The Swedish perfumery Byredo has less to do with the whims of the fragrance market, or its trumped-up notions of fantasy, and more to do with the visceral quality of memories and ideas. For perfumer Ben Gorham, this is how it’s been since launching the company ten years ago as an olfactory link to his native India. The unsolvable names of some of his scents are testament to this conceptual bent: Bibliothèque, Baudelaire, Inflorescence, and 1996, a collaboration with photographers Inez & Vinoodh.

But his latest eau de parfum may his most far-reaching yet, a centennial tribute to WWI nurses on the frontline, who soldiers called the ‘roses of no man’s land’ for their compassionate bravery in the face of desolation. As such, Rose of No Man’s Land, the fragrance, acts as a kind of soothing balm, a warming tonic — embodied in the Craig McDean-lensed ad campaign by model Freja Erichsen barely visible under a cascade of colorful letters. Notes of Turkish rose, pink peppercorn, white amber, raspberry blossom, and papyrus swirl together to form the scent’s life-giving powers.
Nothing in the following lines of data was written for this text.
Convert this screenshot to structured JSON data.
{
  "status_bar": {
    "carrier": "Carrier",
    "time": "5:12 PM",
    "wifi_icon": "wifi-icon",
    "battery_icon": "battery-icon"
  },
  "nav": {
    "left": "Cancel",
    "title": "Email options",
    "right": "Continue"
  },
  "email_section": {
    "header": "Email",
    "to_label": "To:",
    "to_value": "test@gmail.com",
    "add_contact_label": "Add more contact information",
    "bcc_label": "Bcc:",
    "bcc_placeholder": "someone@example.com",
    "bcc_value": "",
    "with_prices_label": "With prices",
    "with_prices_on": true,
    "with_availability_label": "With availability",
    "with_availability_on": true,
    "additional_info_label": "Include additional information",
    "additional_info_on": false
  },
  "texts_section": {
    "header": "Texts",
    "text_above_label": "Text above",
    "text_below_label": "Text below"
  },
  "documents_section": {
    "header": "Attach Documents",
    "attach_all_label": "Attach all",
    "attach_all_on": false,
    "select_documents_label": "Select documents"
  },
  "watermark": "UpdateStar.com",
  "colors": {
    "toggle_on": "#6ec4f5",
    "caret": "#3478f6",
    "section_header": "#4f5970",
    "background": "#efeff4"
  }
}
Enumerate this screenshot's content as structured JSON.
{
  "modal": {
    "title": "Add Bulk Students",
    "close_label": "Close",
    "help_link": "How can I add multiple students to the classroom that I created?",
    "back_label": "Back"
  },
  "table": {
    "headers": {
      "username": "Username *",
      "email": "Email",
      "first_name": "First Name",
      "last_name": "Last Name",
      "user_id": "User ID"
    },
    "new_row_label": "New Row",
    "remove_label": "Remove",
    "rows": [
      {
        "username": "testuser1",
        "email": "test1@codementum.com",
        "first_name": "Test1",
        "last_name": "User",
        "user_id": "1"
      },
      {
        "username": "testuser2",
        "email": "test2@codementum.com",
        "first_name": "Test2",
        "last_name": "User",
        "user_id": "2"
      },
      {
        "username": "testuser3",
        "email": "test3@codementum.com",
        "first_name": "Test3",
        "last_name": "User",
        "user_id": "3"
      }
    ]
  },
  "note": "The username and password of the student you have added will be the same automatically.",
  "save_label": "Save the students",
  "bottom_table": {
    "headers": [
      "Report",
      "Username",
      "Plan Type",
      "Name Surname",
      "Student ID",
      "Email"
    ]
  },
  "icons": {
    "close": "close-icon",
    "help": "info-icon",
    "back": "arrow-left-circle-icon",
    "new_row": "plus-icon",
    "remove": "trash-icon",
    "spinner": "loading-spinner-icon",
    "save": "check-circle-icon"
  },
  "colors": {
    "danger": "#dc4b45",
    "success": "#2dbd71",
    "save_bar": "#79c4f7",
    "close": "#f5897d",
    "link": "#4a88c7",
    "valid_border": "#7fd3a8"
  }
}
$145 (50 ml) at Byredo’s new NYC flagship, Barneys New York, Colette in Paris, Liberty of London, Isetan in Japan, and